When the Flying Lizards broke the news that they were renouncing their throne as the de-facto Porsche factory team in the ALMS GT class, the shock waves were felt throughout the GT ranks. Many thought that Porsche, with an all new 911 road car debuting and the LMP1 program going full steam ahead, would step back from the GT scene for the time being. That theory was reinforced when Porsche announced the all new 991 based GT RSR would be exclusive to the WEC and the 24 hours of Le Mans run by a full factory team. This strategy effectively placed the GT battle in North America as a secondary priority for Porsche.

“We were pretty concerned when we heard the Lizards were stepping down. But we have been pleasantly surprised; Porsche has really stepped up for us. For sure we are getting more help from Porsche now. The assignment of Marco Holzer with us for the whole season, and Richard Lietz for the long ones, I think makes the statement that Porsche is here to race and they are going to help us do that. They have also been lobbying hard for the new homologation and larger restrictors.”

[sws_pullquote_left] ‘…from him to whom they entrusted much, they will demand more.’ Luke 12:48 [/sws_pullquote_left]

PMR can no longer circulate at the back of the field unnoticed, only burdened by the expectations they put on themselves. They now have to be a factor. They have to perform; Porsche needs and expects them to. Porsche has placed Holzer there to fight at the sharp end of the class, not to bring it home safely a few laps adrift from the leaders. The expectations and commitment must be raised throughout the team, including the drivers.

“The pressure is up for sure. We have to adjust – find our rhythm. Every part of our operation has to take the next step. For me, driving with both Richard and Marco certainly helps. There is a familiarity there and our chemistry is good. I think it’s important we get their input on where we need to improve. They both have a lot of experience with other factory, and winning teams. They come with high standards and expectations and that will push us to get better. I think that is a good pressure to feel – to be expected to win.”

There is still some genuine concern that last year’s car, even with the tiny restrictor break they received, will not be enough to effectively compete this season. With brand new factory-supported cars from BMW and Dodge, continuing factory effort from Chevrolet, and seasoned privateers like the Risi Ferrari, the task of being competitive is daunting.

Could this year’s effort from PMR be a dress rehearsal for 2014 and the probable debut of the all new 991-based Porsche 911 GT RSR in North America?

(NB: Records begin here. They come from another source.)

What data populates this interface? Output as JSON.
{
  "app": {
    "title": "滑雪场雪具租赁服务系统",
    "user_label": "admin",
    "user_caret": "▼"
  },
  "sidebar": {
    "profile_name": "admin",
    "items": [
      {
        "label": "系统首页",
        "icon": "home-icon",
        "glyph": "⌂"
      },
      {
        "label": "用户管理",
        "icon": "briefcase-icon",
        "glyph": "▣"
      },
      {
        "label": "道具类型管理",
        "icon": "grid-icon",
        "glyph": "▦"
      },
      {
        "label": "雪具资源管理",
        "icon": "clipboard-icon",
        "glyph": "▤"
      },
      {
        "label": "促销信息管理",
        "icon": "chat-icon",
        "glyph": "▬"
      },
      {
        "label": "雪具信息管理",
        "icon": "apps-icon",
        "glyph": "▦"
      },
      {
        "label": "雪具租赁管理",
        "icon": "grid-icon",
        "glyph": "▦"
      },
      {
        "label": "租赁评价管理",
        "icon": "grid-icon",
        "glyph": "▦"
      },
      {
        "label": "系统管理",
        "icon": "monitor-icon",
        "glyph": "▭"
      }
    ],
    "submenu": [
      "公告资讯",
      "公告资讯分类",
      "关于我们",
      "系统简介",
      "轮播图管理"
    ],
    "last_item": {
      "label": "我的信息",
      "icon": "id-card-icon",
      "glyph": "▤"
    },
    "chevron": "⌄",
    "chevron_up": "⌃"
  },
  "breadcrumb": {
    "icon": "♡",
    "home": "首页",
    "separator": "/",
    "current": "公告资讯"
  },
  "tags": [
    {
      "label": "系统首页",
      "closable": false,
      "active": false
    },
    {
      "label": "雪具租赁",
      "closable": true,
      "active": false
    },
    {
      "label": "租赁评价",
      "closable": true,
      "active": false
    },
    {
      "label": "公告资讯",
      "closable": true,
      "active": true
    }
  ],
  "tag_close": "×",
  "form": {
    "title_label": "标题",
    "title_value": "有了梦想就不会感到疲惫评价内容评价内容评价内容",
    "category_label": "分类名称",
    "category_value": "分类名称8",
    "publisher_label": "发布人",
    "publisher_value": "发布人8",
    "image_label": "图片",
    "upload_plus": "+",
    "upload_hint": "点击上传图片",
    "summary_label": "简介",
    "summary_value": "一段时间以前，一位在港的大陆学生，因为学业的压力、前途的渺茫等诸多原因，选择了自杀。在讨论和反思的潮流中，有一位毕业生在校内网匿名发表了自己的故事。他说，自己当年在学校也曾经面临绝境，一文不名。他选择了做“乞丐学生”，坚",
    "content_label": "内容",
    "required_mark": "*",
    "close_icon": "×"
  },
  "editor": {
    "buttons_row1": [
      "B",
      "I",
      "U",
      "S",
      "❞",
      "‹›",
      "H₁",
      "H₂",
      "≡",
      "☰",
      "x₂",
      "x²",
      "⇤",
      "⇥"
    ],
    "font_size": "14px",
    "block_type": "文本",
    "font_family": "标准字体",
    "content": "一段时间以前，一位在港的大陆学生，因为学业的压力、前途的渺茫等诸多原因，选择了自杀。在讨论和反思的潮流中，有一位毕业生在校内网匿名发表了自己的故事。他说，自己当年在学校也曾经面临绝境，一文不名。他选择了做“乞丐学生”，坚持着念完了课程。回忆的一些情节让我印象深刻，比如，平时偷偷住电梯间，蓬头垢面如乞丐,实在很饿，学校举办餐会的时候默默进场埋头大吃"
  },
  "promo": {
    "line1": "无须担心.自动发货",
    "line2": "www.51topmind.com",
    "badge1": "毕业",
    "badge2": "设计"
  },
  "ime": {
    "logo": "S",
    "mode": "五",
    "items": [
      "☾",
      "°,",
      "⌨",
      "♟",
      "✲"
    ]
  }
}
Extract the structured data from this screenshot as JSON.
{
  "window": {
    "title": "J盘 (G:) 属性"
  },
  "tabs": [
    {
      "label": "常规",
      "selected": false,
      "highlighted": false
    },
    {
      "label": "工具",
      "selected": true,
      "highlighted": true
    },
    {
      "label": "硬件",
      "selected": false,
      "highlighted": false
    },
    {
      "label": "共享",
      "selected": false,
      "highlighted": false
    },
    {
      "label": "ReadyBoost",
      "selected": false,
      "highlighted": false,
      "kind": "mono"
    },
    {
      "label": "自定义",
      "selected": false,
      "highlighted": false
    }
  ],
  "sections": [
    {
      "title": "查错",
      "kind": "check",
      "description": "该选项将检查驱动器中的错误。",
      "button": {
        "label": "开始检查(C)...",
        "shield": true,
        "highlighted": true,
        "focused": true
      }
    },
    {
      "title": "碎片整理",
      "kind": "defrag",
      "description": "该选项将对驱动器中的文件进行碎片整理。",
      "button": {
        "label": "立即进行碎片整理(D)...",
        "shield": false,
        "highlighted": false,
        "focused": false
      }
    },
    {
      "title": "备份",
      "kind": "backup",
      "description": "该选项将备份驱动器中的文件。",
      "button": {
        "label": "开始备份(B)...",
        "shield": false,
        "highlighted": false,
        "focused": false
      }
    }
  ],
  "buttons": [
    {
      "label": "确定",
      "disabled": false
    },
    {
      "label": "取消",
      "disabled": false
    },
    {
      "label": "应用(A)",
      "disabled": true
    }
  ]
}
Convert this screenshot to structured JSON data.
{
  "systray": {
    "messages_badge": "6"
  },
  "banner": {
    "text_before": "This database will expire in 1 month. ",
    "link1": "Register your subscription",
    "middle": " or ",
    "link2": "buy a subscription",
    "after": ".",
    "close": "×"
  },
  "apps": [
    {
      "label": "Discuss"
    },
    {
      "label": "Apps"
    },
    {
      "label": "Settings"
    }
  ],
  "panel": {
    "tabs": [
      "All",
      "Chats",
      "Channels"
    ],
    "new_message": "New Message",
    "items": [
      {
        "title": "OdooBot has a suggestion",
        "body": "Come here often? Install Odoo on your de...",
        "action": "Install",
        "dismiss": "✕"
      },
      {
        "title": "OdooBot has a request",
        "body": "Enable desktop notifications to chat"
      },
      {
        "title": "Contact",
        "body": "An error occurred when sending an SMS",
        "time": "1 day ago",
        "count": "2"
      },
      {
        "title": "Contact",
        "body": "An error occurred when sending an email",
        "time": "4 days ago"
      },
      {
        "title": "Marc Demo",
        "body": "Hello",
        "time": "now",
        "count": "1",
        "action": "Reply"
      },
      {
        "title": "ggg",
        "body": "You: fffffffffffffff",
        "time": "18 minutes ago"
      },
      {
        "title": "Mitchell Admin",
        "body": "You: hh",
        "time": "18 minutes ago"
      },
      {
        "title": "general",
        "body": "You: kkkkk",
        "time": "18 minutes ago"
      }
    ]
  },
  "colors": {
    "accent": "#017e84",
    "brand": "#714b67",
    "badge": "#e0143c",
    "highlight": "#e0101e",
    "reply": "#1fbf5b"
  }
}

All eyes are on Paul Miller Racing now; it’s their turn to impress.

Russell Wittenburg